You've read  of  free articles. Subscribe to continue.

Dear Reader,

About a year ago, I happened upon this statement about the Monitor in the Harvard Business Review – under the charming heading of “do things that don’t interest you”:

“Many things that end up” being meaningful, writes social scientist Joseph Grenny, “have come from conference workshops, articles, or online videos that began as a chore and ended with an insight. My work in Kenya, for example, was heavily influenced by a Christian Science Monitor article I had forced myself to read 10 years earlier. Sometimes, we call things ‘boring’ simply because they lie outside the box we are currently in.”

If you were to come up with a punchline to a joke about the Monitor, that would probably be it. We’re seen as being global, fair, insightful, and perhaps a bit too earnest. We’re the bran muffin of journalism.

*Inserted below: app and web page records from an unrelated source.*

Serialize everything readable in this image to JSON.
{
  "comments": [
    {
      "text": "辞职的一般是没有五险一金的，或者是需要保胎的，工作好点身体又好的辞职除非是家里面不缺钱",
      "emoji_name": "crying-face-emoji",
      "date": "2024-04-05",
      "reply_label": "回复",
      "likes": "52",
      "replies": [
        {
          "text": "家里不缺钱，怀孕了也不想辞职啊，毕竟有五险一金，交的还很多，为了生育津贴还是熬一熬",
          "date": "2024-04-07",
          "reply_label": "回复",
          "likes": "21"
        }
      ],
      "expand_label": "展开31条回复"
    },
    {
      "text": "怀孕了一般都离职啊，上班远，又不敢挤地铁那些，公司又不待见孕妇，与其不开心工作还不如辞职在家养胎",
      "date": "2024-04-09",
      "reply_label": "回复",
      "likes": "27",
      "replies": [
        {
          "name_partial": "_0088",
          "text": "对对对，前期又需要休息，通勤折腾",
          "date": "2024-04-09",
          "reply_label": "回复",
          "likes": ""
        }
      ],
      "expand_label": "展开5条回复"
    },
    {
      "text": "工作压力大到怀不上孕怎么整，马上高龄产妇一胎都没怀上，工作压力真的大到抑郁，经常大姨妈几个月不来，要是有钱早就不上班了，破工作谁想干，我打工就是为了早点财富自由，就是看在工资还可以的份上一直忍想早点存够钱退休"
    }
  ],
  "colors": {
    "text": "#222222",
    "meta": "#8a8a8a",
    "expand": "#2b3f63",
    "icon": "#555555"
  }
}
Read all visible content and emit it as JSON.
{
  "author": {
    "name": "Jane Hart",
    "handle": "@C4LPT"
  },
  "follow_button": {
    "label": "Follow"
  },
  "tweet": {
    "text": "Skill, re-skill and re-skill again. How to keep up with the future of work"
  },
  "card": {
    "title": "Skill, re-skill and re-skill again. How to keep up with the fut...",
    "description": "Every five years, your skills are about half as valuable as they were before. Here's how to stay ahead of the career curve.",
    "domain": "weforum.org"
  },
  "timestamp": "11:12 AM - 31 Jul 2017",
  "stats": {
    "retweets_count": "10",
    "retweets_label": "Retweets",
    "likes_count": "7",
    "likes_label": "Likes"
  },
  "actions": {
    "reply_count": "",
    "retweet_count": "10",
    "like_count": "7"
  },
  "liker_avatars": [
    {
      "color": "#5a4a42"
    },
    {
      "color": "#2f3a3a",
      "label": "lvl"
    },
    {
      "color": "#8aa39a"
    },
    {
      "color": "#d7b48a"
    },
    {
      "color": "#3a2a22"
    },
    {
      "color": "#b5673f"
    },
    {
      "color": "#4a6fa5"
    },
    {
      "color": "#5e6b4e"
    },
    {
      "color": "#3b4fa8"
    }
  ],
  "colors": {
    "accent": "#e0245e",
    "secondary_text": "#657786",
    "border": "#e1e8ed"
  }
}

But you know what? We change lives. And I’m going to argue that we change lives precisely because we force open that too-small box that most human beings think they live in.

The Monitor is a peculiar little publication that’s hard for the world to figure out. We’re run by a church, but we’re not only for church members and we’re not about converting people. We’re known as being fair even as the world becomes as polarized as at any time since the newspaper’s founding in 1908.

We have a mission beyond circulation, we want to bridge divides. We’re about kicking down the door of thought everywhere and saying, “You are bigger and more capable than you realize. And we can prove it.”

If you’re looking for bran muffin journalism, you can subscribe to the Monitor for $15. You’ll get the Monitor Weekly magazine, the Monitor Daily email, and unlimited access to